__Directions__. Restate the records exactly. Include all of them.

__Records__.
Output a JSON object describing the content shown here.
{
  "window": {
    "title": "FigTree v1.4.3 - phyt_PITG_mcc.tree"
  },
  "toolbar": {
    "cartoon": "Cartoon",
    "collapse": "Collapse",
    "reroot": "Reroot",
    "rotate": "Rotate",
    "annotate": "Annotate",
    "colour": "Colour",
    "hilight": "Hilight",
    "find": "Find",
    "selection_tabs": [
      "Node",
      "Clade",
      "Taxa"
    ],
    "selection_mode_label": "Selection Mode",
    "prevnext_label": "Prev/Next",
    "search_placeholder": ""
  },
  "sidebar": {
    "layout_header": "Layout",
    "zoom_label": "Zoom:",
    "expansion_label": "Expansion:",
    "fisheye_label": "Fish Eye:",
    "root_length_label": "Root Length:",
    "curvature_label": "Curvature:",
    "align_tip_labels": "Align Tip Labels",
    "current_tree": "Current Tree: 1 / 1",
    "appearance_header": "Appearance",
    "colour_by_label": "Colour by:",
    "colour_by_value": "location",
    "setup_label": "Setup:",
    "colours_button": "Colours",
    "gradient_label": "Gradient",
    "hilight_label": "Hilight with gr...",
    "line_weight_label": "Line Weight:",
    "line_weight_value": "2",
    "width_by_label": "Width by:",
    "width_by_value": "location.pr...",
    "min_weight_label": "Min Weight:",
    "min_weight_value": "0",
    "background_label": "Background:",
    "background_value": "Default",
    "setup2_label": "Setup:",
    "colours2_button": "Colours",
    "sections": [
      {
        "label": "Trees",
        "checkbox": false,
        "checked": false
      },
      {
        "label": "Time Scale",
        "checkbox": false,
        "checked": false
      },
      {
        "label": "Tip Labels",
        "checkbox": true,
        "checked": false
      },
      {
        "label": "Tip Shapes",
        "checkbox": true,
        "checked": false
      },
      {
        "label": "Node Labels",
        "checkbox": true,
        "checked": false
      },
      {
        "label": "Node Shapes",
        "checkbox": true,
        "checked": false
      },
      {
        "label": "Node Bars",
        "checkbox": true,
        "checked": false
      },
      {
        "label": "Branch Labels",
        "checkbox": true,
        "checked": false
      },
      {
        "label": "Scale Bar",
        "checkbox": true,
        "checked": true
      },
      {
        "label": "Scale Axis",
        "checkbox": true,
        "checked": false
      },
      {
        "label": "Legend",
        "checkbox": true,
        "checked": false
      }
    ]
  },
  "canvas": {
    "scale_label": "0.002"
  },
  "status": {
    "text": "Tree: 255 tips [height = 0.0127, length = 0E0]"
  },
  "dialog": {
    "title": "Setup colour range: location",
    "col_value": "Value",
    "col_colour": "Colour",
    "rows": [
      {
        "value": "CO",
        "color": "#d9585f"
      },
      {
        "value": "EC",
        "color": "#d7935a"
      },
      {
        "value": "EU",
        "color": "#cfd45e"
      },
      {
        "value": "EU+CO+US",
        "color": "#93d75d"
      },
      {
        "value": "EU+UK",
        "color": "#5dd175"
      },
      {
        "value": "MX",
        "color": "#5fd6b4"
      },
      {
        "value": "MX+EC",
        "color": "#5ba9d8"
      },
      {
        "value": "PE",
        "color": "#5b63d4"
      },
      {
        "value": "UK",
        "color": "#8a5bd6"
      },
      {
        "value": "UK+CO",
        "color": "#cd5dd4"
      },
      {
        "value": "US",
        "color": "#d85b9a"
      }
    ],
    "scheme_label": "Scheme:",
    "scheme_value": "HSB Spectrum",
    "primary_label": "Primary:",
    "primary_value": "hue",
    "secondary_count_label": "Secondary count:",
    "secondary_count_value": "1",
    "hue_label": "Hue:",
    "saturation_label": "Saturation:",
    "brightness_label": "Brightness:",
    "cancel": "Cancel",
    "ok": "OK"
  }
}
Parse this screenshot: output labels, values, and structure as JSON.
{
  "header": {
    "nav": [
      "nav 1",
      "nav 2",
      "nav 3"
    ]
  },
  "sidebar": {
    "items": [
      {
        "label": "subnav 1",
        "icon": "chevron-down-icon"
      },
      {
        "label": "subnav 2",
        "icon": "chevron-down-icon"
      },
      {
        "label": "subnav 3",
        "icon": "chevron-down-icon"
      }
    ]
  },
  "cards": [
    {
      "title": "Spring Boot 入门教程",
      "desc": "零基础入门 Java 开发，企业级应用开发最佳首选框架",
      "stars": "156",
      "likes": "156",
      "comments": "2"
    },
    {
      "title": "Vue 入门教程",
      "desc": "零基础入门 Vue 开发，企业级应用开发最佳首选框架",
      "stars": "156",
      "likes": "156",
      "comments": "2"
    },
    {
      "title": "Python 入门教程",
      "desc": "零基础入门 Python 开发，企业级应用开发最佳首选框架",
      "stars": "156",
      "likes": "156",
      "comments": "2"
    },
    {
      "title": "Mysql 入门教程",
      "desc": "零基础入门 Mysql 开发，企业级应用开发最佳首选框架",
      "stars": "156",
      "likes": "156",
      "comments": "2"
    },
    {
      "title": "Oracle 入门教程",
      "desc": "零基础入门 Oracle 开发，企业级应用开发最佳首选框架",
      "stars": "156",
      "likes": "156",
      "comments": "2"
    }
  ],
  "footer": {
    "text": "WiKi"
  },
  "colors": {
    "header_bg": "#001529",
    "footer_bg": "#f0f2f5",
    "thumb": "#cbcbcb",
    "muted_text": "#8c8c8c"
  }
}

__Task output__.
Output a JSON object describing the content shown here.
{
  "window": {
    "title": "FigTree v1.4.3 - phyt_PITG_mcc.tree"
  },
  "toolbar": {
    "cartoon": "Cartoon",
    "collapse": "Collapse",
    "reroot": "Reroot",
    "rotate": "Rotate",
    "annotate": "Annotate",
    "colour": "Colour",
    "hilight": "Hilight",
    "find": "Find",
    "selection_tabs": [
      "Node",
      "Clade",
      "Taxa"
    ],
    "selection_mode_label": "Selection Mode",
    "prevnext_label": "Prev/Next",
    "search_placeholder": ""
  },
  "sidebar": {
    "layout_header": "Layout",
    "zoom_label": "Zoom:",
    "expansion_label": "Expansion:",
    "fisheye_label": "Fish Eye:",
    "root_length_label": "Root Length:",
    "curvature_label": "Curvature:",
    "align_tip_labels": "Align Tip Labels",
    "current_tree": "Current Tree: 1 / 1",
    "appearance_header": "Appearance",
    "colour_by_label": "Colour by:",
    "colour_by_value": "location",
    "setup_label": "Setup:",
    "colours_button": "Colours",
    "gradient_label": "Gradient",
    "hilight_label": "Hilight with gr...",
    "line_weight_label": "Line Weight:",
    "line_weight_value": "2",
    "width_by_label": "Width by:",
    "width_by_value": "location.pr...",
    "min_weight_label": "Min Weight:",
    "min_weight_value": "0",
    "background_label": "Background:",
    "background_value": "Default",
    "setup2_label": "Setup:",
    "colours2_button": "Colours",
    "sections": [
      {
        "label": "Trees",
        "checkbox": false,
        "checked": false
      },
      {
        "label": "Time Scale",
        "checkbox": false,
        "checked": false
      },
      {
        "label": "Tip Labels",
        "checkbox": true,
        "checked": false
      },
      {
        "label": "Tip Shapes",
        "checkbox": true,
        "checked": false
      },
      {
        "label": "Node Labels",
        "checkbox": true,
        "checked": false
      },
      {
        "label": "Node Shapes",
        "checkbox": true,
        "checked": false
      },
      {
        "label": "Node Bars",
        "checkbox": true,
        "checked": false
      },
      {
        "label": "Branch Labels",
        "checkbox": true,
        "checked": false
      },
      {
        "label": "Scale Bar",
        "checkbox": true,
        "checked": true
      },
      {
        "label": "Scale Axis",
        "checkbox": true,
        "checked": false
      },
      {
        "label": "Legend",
        "checkbox": true,
        "checked": false
      }
    ]
  },
  "canvas": {
    "scale_label": "0.002"
  },
  "status": {
    "text": "Tree: 255 tips [height = 0.0127, length = 0E0]"
  },
  "dialog": {
    "title": "Setup colour range: location",
    "col_value": "Value",
    "col_colour": "Colour",
    "rows": [
      {
        "value": "CO",
        "color": "#d9585f"
      },
      {
        "value": "EC",
        "color": "#d7935a"
      },
      {
        "value": "EU",
        "color": "#cfd45e"
      },
      {
        "value": "EU+CO+US",
        "color": "#93d75d"
      },
      {
        "value": "EU+UK",
        "color": "#5dd175"
      },
      {
        "value": "MX",
        "color": "#5fd6b4"
      },
      {
        "value": "MX+EC",
        "color": "#5ba9d8"
      },
      {
        "value": "PE",
        "color": "#5b63d4"
      },
      {
        "value": "UK",
        "color": "#8a5bd6"
      },
      {
        "value": "UK+CO",
        "color": "#cd5dd4"
      },
      {
        "value": "US",
        "color": "#d85b9a"
      }
    ],
    "scheme_label": "Scheme:",
    "scheme_value": "HSB Spectrum",
    "primary_label": "Primary:",
    "primary_value": "hue",
    "secondary_count_label": "Secondary count:",
    "secondary_count_value": "1",
    "hue_label": "Hue:",
    "saturation_label": "Saturation:",
    "brightness_label": "Brightness:",
    "cancel": "Cancel",
    "ok": "OK"
  }
}
Parse this screenshot: output labels, values, and structure as JSON.
{
  "header": {
    "nav": [
      "nav 1",
      "nav 2",
      "nav 3"
    ]
  },
  "sidebar": {
    "items": [
      {
        "label": "subnav 1",
        "icon": "chevron-down-icon"
      },
      {
        "label": "subnav 2",
        "icon": "chevron-down-icon"
      },
      {
        "label": "subnav 3",
        "icon": "chevron-down-icon"
      }
    ]
  },
  "cards": [
    {
      "title": "Spring Boot 入门教程",
      "desc": "零基础入门 Java 开发，企业级应用开发最佳首选框架",
      "stars": "156",
      "likes": "156",
      "comments": "2"
    },
    {
      "title": "Vue 入门教程",
      "desc": "零基础入门 Vue 开发，企业级应用开发最佳首选框架",
      "stars": "156",
      "likes": "156",
      "comments": "2"
    },
    {
      "title": "Python 入门教程",
      "desc": "零基础入门 Python 开发，企业级应用开发最佳首选框架",
      "stars": "156",
      "likes": "156",
      "comments": "2"
    },
    {
      "title": "Mysql 入门教程",
      "desc": "零基础入门 Mysql 开发，企业级应用开发最佳首选框架",
      "stars": "156",
      "likes": "156",
      "comments": "2"
    },
    {
      "title": "Oracle 入门教程",
      "desc": "零基础入门 Oracle 开发，企业级应用开发最佳首选框架",
      "stars": "156",
      "likes": "156",
      "comments": "2"
    }
  ],
  "footer": {
    "text": "WiKi"
  },
  "colors": {
    "header_bg": "#001529",
    "footer_bg": "#f0f2f5",
    "thumb": "#cbcbcb",
    "muted_text": "#8c8c8c"
  }
}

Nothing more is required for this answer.